So far, I tested 5 different SDRs and got various results. As expected the generic RTLSDRs are the most unprecise / temperature unstable ones. Best results I got with the RTLSDR V3 from blog (blog) and with LimeSDR Mini from limemicro. The following graph is just a quick check with two consecutive measurements of 10 seconds each to check the stability. With 10 seconds you get about 104 phase references so that statistics can be done, and the repetition showed that at least during a period of about 30 seconds the temperture influence was low. Never the less a measurement to show the temperture influence will be interesting and is planed for later.

Figure 0: different SDRs measured for their specific oscillator precision (in PPM)
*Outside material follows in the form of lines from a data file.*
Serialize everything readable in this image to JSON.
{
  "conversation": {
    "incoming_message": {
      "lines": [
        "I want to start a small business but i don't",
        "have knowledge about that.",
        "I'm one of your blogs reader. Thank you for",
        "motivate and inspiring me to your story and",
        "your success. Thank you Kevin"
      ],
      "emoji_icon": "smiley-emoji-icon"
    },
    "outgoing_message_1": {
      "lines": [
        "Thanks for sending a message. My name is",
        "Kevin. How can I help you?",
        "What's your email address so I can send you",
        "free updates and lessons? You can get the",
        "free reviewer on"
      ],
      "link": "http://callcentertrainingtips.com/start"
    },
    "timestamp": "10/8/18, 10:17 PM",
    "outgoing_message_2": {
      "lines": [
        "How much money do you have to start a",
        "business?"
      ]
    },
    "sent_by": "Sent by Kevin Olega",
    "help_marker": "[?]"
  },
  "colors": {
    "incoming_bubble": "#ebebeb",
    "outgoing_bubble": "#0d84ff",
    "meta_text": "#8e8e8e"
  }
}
An interesting finding was to see that LimeSDR Mini is even more stable than even limemicro is stating. Our tests were always in the 0.1 PPM range. On their crowdsupply kickstarter page (see results in table below) it is stated for 1 PPM (with 4 PPM when stable). Me and the European Space Agency (ESA) backed it beack then for space projects, and at least it is me now with this NOAA satellite experiment that has the benefit of this ultra stable oscillator on board. And also the RTLSDR V3 is as expected with 0.9 PPMs and as stated in their datasheet.




RTLSDR blackgeneric? ppmN/A @ GS+/- 50 ppm
RTLSDR bluegeneric? ppmN/A @ GS+/- 50 ppm
RTLSDR V3 ppm+/- 2 ppm+/- 1 ppm
LimeSDRlimemicro+/-1 ppm initial,
+/-4 ppm stable
LimeSDR MINIlimemicro+/-1 ppm initial,
+/-4 ppm stable
N/A @ GS+/- 0.1 ppm
HackRF OneGreat Scott Gadgets+/- 20 ppmN/AN/A
BladeRFNuand+/- 1 ppmN/A @ GSTBC
add yours
* gs = ground station
** BladeRF TBC, tested not yet done.

What is next?

Now I can return to my NOAA satellite experiment and use CalibrateSDR for it. I will link it here as soon as it will be finished. Stay tuned.

In the meantime, it would be cool if you could tell people here more about your SDR’s calibration results. A few famous SDRs like HackRF, BladeRF, PlutoSDR and others are still missing. I don’t have access to them so their PPM results could be sent in by you via email or in our zulip-chat. Such a small database could be handy.

And lastly, feel free to alter and modify the code. I will be more then happy to see pull requests for it. If you understand GSM, DVB-T and other signals, please add those features, too. Not everyone is living in Europe and their region maybe do not use the DAB+ radio standard. It would be great so see more people using this mini tool.

Get involved…

Use the tool:
Discuss: in our ZulipChat
Expand: it with GSM, DVB-T, etc… it is under the MIT licence